---------- Records to use

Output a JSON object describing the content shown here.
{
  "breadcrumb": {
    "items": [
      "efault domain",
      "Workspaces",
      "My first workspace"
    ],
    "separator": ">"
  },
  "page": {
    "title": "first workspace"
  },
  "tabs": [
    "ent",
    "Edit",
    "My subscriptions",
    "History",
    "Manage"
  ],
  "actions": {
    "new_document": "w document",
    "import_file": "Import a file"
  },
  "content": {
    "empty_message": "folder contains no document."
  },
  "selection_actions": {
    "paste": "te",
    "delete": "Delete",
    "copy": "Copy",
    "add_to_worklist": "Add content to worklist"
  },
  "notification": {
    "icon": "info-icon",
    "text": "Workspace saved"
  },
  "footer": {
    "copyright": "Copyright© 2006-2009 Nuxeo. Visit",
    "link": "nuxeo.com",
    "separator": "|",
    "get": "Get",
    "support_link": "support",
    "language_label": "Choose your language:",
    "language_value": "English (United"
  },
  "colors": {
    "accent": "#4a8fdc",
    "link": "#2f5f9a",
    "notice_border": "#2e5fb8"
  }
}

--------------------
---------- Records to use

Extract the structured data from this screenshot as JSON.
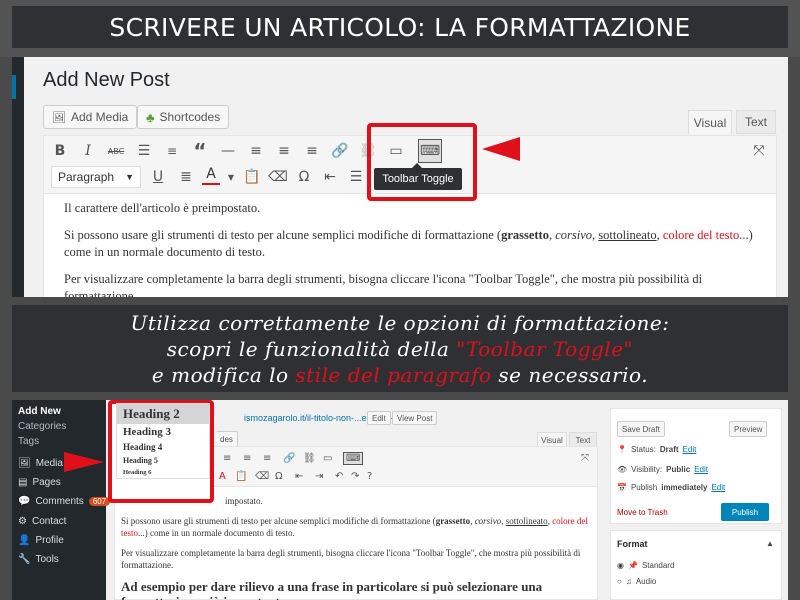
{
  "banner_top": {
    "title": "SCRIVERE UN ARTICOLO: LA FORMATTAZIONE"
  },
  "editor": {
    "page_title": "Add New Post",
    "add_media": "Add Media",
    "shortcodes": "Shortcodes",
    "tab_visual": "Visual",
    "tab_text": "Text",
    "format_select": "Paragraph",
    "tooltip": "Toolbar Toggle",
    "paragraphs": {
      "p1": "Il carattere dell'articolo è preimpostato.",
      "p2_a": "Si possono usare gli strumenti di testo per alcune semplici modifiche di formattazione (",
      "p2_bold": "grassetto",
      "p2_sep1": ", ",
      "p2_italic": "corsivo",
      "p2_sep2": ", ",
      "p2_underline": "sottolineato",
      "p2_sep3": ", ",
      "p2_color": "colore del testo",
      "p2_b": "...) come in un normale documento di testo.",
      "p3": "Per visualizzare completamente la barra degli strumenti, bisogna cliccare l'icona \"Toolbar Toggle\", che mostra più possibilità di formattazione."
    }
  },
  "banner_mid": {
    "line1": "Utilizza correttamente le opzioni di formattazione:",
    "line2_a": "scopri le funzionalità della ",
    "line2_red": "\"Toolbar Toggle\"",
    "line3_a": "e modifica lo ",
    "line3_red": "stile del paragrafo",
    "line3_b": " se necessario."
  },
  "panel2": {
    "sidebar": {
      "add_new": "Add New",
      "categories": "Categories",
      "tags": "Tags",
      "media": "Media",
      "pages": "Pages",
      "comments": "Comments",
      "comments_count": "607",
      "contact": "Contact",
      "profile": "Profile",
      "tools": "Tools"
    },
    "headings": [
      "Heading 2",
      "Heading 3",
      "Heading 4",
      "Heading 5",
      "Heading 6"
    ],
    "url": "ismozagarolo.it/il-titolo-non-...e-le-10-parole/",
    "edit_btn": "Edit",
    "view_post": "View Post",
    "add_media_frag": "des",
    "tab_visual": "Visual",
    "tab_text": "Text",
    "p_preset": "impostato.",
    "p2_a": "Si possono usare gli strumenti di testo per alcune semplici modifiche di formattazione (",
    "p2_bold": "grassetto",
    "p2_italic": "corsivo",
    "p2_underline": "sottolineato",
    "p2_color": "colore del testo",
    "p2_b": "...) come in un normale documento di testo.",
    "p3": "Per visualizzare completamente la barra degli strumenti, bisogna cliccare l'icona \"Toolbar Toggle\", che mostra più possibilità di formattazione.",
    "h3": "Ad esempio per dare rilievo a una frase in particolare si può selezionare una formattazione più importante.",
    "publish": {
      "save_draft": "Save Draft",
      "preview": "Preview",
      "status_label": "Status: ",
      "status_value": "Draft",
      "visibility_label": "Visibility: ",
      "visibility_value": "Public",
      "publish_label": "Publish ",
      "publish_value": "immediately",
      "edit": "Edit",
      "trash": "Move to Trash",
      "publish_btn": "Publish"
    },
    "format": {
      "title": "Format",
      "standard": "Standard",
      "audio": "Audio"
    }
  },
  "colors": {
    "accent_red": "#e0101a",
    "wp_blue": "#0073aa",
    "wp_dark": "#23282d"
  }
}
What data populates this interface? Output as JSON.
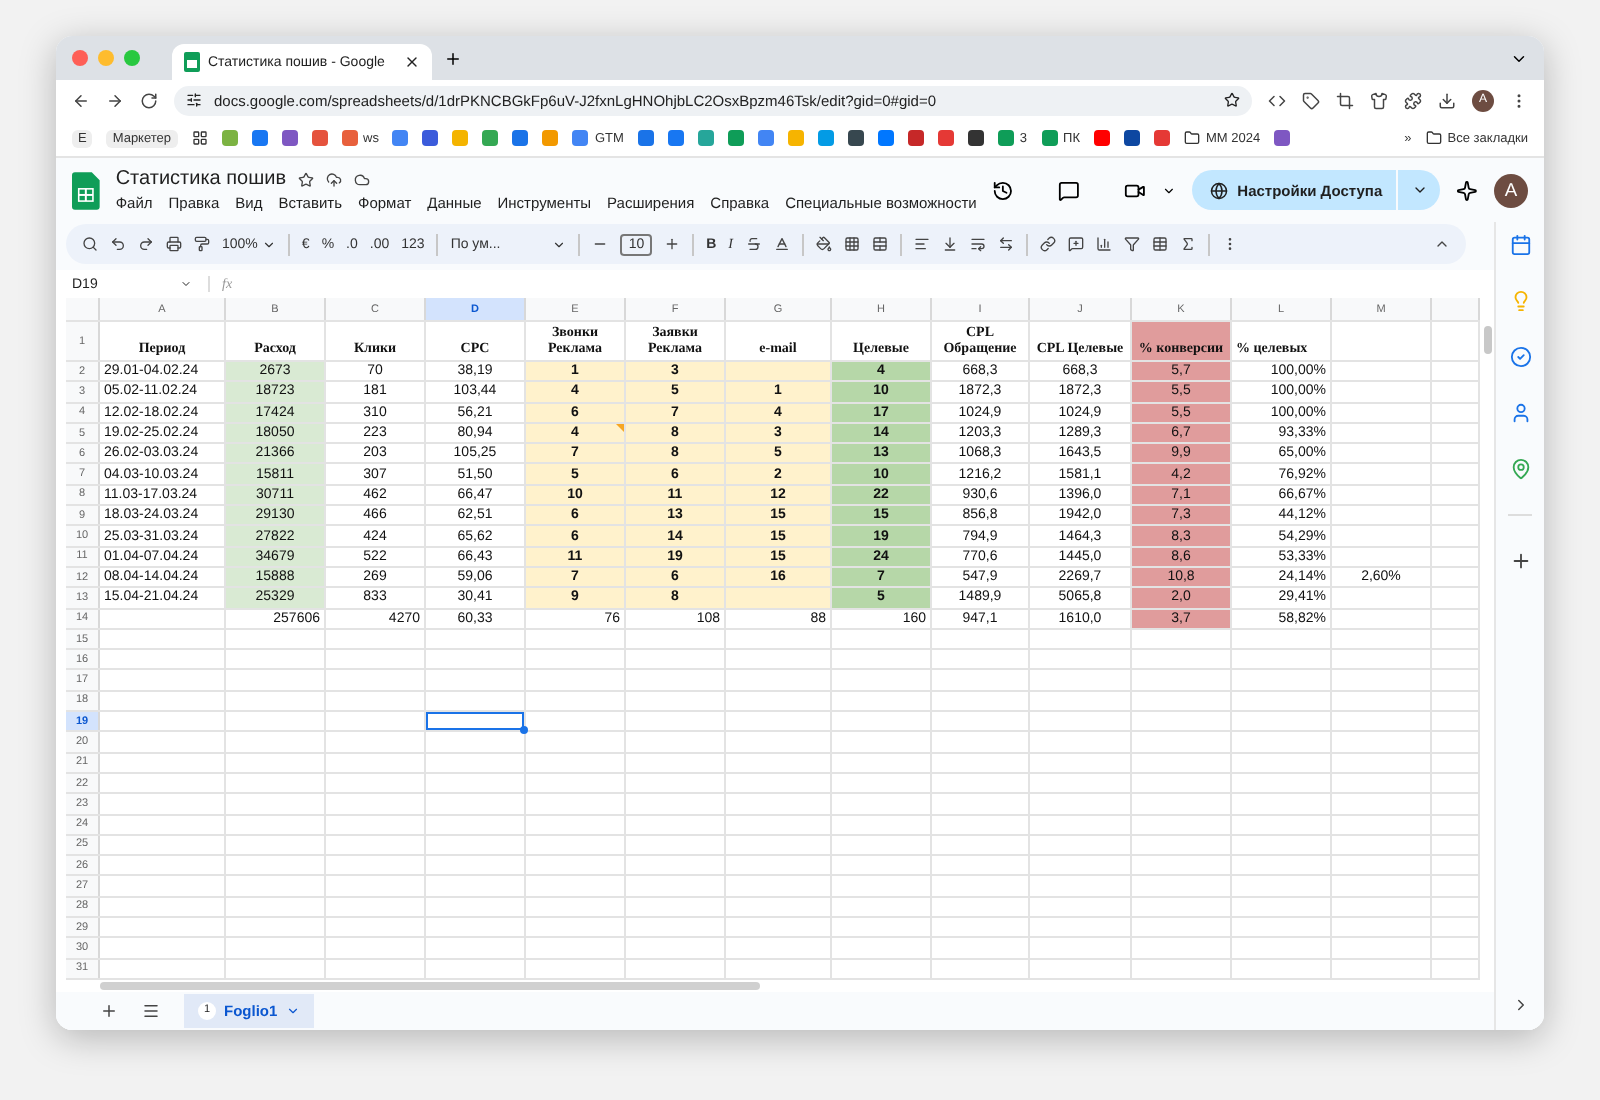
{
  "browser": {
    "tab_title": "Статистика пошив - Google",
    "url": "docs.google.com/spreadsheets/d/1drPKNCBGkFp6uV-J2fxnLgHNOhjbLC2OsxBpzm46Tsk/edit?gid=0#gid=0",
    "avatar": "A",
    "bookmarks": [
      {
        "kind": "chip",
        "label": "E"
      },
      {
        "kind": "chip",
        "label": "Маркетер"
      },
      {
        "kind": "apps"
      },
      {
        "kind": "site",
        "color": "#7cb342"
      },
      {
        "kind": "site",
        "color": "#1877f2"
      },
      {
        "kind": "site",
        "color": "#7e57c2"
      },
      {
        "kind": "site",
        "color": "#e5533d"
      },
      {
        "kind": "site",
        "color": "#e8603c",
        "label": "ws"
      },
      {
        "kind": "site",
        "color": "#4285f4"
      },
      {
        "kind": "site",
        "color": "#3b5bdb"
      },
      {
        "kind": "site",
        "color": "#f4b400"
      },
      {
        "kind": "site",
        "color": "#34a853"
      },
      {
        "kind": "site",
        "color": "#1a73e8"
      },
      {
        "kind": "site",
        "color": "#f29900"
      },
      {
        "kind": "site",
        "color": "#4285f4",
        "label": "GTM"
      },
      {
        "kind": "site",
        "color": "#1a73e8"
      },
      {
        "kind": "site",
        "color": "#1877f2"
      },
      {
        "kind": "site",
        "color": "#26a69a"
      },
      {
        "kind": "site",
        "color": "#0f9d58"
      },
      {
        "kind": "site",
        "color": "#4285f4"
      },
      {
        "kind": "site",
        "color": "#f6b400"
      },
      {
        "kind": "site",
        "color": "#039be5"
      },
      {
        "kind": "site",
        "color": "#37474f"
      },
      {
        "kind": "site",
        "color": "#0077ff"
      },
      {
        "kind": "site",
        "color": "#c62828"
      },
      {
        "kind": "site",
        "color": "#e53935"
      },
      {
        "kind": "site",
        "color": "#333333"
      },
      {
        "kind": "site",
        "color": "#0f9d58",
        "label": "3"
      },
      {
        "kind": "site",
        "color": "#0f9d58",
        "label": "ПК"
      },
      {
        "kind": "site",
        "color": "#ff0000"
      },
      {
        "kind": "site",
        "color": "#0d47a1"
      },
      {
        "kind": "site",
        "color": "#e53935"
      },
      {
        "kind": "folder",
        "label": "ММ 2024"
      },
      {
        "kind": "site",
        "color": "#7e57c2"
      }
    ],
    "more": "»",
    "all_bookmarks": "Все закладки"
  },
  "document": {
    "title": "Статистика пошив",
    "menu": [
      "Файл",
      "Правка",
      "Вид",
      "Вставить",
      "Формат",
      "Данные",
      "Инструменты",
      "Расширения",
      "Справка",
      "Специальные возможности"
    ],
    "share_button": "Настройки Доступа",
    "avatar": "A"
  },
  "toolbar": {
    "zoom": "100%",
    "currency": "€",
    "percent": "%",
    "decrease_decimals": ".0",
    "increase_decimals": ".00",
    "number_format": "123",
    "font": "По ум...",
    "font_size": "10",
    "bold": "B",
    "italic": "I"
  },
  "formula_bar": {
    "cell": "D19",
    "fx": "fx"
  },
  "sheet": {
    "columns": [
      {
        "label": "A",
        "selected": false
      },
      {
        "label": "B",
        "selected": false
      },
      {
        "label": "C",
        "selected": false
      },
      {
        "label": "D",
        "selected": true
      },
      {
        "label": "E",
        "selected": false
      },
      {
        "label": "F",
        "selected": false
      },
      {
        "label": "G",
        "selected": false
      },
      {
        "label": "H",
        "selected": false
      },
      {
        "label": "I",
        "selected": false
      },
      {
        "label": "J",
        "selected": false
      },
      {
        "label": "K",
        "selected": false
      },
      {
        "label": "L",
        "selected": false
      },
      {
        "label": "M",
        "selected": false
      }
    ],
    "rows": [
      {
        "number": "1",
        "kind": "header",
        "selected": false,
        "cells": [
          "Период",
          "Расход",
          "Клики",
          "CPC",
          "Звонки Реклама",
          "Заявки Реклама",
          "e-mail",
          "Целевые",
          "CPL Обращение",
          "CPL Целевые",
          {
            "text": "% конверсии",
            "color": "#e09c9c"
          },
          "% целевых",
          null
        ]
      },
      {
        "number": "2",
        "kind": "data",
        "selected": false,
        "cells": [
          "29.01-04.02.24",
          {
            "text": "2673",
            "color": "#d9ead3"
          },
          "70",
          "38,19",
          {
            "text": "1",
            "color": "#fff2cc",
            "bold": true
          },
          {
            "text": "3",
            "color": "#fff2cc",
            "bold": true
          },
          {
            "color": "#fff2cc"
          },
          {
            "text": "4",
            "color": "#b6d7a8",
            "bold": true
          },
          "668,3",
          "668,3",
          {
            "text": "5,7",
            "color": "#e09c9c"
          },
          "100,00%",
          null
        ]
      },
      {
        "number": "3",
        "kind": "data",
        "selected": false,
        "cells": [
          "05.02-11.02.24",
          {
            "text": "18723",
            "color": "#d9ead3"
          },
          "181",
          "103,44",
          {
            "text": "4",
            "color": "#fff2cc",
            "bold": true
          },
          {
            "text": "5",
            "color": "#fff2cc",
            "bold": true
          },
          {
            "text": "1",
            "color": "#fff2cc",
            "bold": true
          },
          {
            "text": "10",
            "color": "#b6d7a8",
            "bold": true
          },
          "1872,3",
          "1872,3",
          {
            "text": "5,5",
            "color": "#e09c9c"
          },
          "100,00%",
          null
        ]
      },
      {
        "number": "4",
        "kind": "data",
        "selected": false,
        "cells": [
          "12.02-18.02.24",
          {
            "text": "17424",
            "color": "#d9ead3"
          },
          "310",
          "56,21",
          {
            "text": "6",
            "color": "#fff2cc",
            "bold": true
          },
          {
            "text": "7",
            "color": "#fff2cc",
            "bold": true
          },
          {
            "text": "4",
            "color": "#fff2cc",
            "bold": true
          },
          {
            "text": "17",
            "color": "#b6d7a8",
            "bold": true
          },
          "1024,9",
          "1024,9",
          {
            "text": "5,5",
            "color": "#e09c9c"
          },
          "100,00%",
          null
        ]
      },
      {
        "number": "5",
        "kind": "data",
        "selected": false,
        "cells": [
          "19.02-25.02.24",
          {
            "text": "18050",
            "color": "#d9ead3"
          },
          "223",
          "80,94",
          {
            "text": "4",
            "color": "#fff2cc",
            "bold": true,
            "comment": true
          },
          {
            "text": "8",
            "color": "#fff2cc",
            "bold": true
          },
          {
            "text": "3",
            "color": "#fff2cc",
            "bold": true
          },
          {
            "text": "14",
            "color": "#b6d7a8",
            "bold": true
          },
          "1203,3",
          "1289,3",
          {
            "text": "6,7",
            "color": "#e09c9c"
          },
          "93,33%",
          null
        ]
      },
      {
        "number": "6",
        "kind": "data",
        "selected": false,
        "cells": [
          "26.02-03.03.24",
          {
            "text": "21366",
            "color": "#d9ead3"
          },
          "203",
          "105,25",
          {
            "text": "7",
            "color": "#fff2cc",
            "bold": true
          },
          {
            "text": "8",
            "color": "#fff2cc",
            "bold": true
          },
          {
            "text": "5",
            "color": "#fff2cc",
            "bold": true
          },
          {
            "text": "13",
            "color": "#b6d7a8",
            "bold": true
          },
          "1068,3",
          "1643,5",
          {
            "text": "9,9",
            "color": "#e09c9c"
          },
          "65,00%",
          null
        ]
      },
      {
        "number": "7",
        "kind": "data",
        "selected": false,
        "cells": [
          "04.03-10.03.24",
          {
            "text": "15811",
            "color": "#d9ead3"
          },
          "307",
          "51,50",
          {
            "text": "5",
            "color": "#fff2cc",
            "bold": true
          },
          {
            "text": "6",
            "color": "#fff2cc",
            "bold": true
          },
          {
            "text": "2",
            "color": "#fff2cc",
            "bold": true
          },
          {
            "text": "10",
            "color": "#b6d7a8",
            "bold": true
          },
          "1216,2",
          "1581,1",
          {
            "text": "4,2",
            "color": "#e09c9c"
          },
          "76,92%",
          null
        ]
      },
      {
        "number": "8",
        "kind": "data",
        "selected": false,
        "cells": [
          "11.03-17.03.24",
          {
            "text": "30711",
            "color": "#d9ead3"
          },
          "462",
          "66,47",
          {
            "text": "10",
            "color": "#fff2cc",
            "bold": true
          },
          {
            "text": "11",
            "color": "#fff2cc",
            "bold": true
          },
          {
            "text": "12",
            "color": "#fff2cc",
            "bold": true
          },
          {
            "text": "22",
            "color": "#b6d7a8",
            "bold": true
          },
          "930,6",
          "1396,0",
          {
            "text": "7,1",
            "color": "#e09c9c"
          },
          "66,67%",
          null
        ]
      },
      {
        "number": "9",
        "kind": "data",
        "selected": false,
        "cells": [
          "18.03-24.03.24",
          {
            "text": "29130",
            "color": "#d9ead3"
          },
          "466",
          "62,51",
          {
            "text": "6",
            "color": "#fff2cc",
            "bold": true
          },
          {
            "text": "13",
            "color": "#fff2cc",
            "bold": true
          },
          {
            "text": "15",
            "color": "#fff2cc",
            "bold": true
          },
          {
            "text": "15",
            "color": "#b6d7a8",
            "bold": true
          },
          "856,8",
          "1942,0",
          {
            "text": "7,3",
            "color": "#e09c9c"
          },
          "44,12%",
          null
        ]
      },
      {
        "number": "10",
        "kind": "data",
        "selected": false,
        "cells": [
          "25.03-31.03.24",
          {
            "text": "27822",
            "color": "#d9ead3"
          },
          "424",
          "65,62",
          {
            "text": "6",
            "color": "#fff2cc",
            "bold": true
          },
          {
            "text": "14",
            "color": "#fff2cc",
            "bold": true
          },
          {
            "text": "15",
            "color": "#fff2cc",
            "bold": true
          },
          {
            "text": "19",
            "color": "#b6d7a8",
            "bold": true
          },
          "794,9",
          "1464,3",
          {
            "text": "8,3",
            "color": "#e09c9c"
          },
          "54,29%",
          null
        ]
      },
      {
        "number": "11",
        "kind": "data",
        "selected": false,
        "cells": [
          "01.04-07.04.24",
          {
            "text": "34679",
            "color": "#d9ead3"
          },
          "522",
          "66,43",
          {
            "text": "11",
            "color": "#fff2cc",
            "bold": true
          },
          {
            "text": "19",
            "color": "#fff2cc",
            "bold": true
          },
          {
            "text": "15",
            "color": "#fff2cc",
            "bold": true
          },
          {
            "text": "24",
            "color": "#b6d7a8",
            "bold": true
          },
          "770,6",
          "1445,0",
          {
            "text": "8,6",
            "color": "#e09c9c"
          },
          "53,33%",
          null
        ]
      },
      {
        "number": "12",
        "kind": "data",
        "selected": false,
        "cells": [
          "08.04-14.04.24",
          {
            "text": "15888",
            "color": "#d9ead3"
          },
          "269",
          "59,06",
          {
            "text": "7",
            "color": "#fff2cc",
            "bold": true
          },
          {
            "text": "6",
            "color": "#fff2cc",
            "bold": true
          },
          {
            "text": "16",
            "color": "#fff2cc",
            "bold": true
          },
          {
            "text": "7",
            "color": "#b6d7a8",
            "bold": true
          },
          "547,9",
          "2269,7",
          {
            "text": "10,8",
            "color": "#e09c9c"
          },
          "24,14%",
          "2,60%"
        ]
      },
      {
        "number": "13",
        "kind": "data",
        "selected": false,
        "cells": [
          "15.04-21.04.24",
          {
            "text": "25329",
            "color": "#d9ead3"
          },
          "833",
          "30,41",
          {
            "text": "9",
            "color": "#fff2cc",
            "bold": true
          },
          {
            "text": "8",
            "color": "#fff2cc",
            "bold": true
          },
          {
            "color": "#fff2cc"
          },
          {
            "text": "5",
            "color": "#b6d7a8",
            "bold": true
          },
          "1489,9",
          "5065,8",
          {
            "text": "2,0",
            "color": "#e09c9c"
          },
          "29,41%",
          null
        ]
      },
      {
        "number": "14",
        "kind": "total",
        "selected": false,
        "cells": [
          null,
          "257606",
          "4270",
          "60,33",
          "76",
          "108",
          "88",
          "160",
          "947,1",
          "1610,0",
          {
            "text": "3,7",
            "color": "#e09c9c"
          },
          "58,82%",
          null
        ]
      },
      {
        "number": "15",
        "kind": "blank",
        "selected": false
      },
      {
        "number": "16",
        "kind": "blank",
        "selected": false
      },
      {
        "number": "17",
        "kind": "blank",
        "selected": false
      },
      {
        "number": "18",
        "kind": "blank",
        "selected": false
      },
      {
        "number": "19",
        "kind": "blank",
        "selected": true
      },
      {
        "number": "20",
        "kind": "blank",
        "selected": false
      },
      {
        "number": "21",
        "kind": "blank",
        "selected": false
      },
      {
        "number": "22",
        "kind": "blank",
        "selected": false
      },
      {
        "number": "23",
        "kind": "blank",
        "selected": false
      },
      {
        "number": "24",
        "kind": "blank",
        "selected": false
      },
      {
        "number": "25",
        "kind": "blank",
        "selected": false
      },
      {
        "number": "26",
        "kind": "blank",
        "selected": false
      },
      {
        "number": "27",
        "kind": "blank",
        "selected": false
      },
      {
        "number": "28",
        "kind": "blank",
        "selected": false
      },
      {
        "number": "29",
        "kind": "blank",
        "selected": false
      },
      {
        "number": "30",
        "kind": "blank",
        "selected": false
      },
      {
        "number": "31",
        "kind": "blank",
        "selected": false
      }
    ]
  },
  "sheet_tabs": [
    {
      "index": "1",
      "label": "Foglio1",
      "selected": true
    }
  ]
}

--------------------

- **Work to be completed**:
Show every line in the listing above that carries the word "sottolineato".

- **Response area**:
      "p2_underline": "sottolineato",
    "p2_underline": "sottolineato",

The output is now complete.